“An impressive body of empirical research has shown that fostering racially diverse classrooms is a fundamental and necessary step in closing racial achievement gaps and promoting productive intergroup relations in society at large,” the joint NEA-SEIU friend of the court brief declared. “Admission to selective institutions results in stronger academic performance for students of color who benefited from affirmative action.”

Citing “empirical research,” SEIU and NEA added affirmative action also helps break down systemic racism, the two unions told the court. It’s especially effective if integration occurs in primary and secondary grades but also has an impact when students of different races mix and mingle in colleges, too. “The impact of integrated schooling is significant and long-lasting.

“Contact with a broad spectrum of different people of other races is more effective in breaking down racist and prejudicial attitudes than contact with just a few individuals of another race, because it forces people to ‘decategorize’ those with whom they are dealing and to treat them as individuals.”

Quoting from the Supreme Court’s affirmative action ruling in the Grutter case in 2003, SEIU and NEA added: A “variety of viewpoints among minority students” helps to break down racial stereotypes, and “non-minority students learn there is no ‘minority viewpoint’ but rather a variety of viewpoints among minority students.” And that “in turn holds tremendous value for our economy, military, and society at large.”

AFT’s brief to the court hit the same points, with some additions.

“Education is the pathway to all manner of professions that are vital to our economy and society, from medicine to engineering and, indeed, careers in education itself,” the union said. And the nation has compelling interests in integration in all fields and at all levels of schooling.

“The proposed blanket ban on any consideration of race in admissions undermines these compelling interests. Because race-conscious admission policies are a patchwork, with some states having banned them outright, it’s possible to examine the results of such bans and to envision a world in which universities nationwide were prohibited from bearing applicants’ race in mind.”

One estimate is that nine states so far have banned considering race during university admissions.

“The results are unsettling, both for students of color and for universities as they pursue their educational missions,” AFT added. “The United States…has enjoyed the gains of educational diversity” only since the 1970s.

Universities, students, and society still need the benefits of the race-conscious admissions programs.”

Keeping those benefits “is a compelling state interest” in fostering a more-just society and nation, AFT stated.

“Even today, unequal access to education persists, with ripple effects that stand in the way of the kind of fair, diverse, and harmonious society the Constitution was designed to foster.”

The justices will issue a ruling in the case on or before June 30, 2023, the end of the current term.


Mark Gruenberg
Mark Gruenberg

Award-winning journalist Mark Gruenberg is head of the Washington, D.C., bureau of People's World.
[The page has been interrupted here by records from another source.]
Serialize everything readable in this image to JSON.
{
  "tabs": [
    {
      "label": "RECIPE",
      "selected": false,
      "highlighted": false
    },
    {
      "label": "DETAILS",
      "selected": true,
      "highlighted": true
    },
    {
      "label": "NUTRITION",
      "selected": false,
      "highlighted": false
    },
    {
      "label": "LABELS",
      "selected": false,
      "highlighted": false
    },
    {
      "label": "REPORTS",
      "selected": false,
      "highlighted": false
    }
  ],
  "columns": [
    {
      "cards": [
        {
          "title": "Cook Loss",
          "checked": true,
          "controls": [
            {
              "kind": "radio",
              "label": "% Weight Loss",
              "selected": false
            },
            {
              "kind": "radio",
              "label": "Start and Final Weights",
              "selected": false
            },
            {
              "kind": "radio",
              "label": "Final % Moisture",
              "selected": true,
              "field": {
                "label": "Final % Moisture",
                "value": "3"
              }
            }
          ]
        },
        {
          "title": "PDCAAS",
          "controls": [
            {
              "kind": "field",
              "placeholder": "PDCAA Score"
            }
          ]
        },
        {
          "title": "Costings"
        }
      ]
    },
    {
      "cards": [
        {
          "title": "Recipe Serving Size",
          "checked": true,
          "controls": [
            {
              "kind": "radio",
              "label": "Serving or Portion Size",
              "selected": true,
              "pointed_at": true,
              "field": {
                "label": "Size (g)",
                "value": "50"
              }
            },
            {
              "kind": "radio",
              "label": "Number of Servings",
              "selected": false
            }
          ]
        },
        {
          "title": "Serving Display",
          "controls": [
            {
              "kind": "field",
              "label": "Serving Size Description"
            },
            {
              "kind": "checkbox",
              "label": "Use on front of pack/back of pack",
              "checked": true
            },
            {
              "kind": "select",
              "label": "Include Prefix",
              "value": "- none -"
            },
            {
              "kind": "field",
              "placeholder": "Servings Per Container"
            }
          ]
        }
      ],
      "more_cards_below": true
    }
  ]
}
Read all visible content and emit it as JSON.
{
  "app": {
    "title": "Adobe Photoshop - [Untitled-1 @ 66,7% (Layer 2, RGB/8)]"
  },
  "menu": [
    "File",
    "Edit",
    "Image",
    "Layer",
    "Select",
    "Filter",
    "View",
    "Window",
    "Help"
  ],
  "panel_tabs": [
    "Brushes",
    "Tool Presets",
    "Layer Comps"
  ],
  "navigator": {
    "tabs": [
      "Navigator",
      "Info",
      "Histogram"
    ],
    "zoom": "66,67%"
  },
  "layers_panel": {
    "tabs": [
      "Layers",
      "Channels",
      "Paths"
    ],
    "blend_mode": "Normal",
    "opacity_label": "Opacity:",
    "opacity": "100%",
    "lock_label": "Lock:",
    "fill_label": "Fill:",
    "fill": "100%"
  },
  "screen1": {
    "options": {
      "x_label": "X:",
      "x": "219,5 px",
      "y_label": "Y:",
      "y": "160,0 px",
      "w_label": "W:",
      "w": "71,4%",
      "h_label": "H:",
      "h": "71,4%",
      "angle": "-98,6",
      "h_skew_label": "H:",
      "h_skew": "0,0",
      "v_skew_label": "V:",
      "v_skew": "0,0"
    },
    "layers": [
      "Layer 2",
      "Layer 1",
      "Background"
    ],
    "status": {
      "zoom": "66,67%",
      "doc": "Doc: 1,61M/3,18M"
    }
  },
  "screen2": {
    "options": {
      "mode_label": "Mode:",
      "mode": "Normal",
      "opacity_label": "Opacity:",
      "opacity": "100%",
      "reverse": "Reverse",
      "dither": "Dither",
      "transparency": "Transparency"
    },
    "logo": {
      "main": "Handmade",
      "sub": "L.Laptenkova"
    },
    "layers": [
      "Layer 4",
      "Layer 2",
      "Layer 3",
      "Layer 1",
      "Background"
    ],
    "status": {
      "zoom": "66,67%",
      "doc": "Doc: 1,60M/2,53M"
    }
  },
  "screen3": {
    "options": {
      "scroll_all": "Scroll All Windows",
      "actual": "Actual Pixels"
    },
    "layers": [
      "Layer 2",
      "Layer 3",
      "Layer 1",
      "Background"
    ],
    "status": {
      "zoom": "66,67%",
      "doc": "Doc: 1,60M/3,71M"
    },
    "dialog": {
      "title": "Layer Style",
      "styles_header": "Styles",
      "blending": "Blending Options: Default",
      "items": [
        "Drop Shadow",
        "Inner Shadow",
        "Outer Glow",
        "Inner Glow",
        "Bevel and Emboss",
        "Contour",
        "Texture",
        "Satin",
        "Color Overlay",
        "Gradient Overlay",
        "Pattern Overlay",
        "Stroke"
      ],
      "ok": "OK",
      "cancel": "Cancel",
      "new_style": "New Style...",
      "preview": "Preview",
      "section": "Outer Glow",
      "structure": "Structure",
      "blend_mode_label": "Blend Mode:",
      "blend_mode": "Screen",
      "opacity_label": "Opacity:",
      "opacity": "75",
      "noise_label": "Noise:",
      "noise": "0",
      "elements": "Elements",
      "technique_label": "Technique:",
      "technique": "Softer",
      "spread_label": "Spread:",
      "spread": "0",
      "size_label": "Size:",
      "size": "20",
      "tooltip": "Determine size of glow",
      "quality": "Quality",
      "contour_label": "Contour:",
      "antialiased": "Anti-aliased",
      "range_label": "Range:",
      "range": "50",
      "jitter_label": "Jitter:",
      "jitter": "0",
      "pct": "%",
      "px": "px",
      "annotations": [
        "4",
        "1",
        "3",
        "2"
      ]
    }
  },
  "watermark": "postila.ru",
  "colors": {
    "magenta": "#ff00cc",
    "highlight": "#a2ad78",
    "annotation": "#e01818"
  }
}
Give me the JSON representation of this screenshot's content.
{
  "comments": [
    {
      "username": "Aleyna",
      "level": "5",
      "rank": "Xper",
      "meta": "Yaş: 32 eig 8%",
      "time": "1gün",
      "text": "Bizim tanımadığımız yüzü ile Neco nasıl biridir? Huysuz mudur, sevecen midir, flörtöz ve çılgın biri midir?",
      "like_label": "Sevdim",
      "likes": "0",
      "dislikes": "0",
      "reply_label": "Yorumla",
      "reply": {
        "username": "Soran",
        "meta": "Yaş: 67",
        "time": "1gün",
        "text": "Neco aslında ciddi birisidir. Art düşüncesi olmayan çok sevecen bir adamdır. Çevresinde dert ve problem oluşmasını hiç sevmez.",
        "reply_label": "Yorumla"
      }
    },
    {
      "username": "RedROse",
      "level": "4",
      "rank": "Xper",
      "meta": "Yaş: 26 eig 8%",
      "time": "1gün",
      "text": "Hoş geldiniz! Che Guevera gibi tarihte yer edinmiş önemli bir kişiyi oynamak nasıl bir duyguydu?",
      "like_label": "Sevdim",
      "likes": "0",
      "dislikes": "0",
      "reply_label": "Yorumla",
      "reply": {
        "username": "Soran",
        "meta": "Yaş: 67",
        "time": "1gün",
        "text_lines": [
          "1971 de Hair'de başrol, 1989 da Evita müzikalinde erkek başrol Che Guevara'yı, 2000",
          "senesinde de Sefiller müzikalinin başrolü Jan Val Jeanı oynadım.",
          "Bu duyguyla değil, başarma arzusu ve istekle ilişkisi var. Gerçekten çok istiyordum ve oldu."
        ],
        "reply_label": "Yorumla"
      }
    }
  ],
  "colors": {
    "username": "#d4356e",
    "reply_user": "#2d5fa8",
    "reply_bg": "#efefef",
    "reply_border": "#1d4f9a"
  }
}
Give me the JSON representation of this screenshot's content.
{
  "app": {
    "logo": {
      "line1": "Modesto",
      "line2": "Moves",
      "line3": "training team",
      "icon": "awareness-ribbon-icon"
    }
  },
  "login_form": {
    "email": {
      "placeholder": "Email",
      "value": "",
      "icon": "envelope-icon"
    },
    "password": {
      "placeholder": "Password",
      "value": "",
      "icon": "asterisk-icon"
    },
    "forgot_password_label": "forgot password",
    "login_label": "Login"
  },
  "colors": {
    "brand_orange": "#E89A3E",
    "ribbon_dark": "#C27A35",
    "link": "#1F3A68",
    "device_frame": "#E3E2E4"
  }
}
He is also the editor of the union news service Press Associates Inc. (PAI). Known for his reporting skills, sharp wit, and voluminous knowledge of history, Mark is a compassionate interviewer but tough when going after big corporations and their billionaire owners.